There is pushing yourself physically. There is having the guts to go for something confidently even if you think you probably won't make it. But, honestly, this stuff, I have as much chance of sprouting wings on demand and flying up to the ceiling, as making the notes. 


  • 0

#18 Latin pianist

Latin pianist

    Virtuoso

  • Members
  • PipPipPipPipPip
  • 3753 posts
  • Member: 711500
    Joined: 01-April 13
  • Cotswolds

Posted 20 November 2014 - 09:18

Do you think you'd be better to try another teacher? After all, enjoyment is a big factor in lessons for adults, especially when it's a second instrument. This teacher seems to be causing you frustration.
  • 1

#19 ten left thumbs

ten left thumbs

    Advanced Member

  • Members
  • PipPipPip
  • 830 posts
  • Member: 454622
    Joined: 09-May 12

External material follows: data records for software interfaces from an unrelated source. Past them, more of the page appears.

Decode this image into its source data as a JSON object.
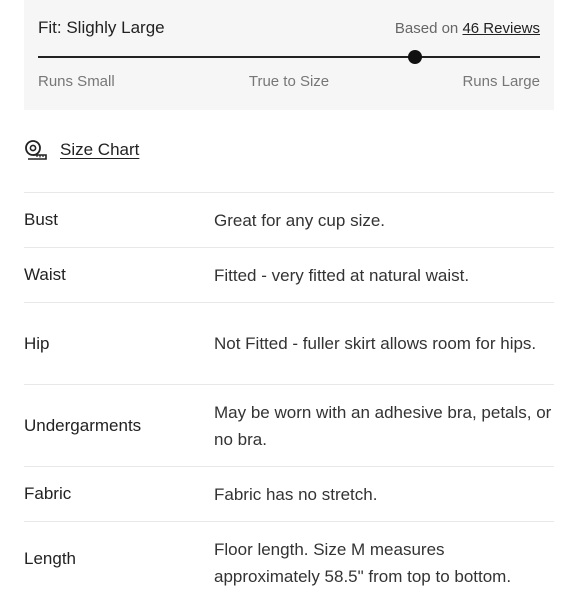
{
  "fit": {
    "title": "Fit: Slighly Large",
    "reviews_prefix": "Based on",
    "reviews_link": "46 Reviews",
    "scale_left": "Runs Small",
    "scale_mid": "True to Size",
    "scale_right": "Runs Large",
    "position_fraction": 0.75
  },
  "size_chart": {
    "icon": "measuring-tape-icon",
    "label": "Size Chart"
  },
  "details": [
    {
      "label": "Bust",
      "value": "Great for any cup size."
    },
    {
      "label": "Waist",
      "value": "Fitted - very fitted at natural waist."
    },
    {
      "label": "Hip",
      "value": "Not Fitted - fuller skirt allows room for hips."
    },
    {
      "label": "Undergarments",
      "value": "May be worn with an adhesive bra, petals, or no bra."
    },
    {
      "label": "Fabric",
      "value": "Fabric has no stretch."
    },
    {
      "label": "Length",
      "value": "Floor length. Size M measures approximately 58.5\" from top to bottom."
    }
  ]
}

Posted 20 November 2014 - 16:11


 


From own experience with students: I've inherited a couple over the years who have been given material far too difficult for their stage of vocal development by their former teachers, it's sadly not that uncommon. This included 16 year olds straining through arias that are even challenging for experienced pros. It's not pleasant to listen to, and it does the student a real disservice in more than one way.
 

 I've seen this too. An absolute beginner (adult) at piano who in 3 lessons with another teacher had been given photocopies of  AB  grade 1 pieces. Had all the names of the notes pencilled in. The student didn't even know her finger numbers or the names of white notes on the piano. Quite literally she didn't know which way was up.

 

So, I don't completely trust this teacher, I don't not trust him either. We're arranging this lesson-by-lesson, so I'll have another lesson with him, chat (or not, depends how open he is) and then either continue or stop and go it alone for a while. 


  • 0





Also tagged with one or more of these keywords: teacher student relationship, brass, piano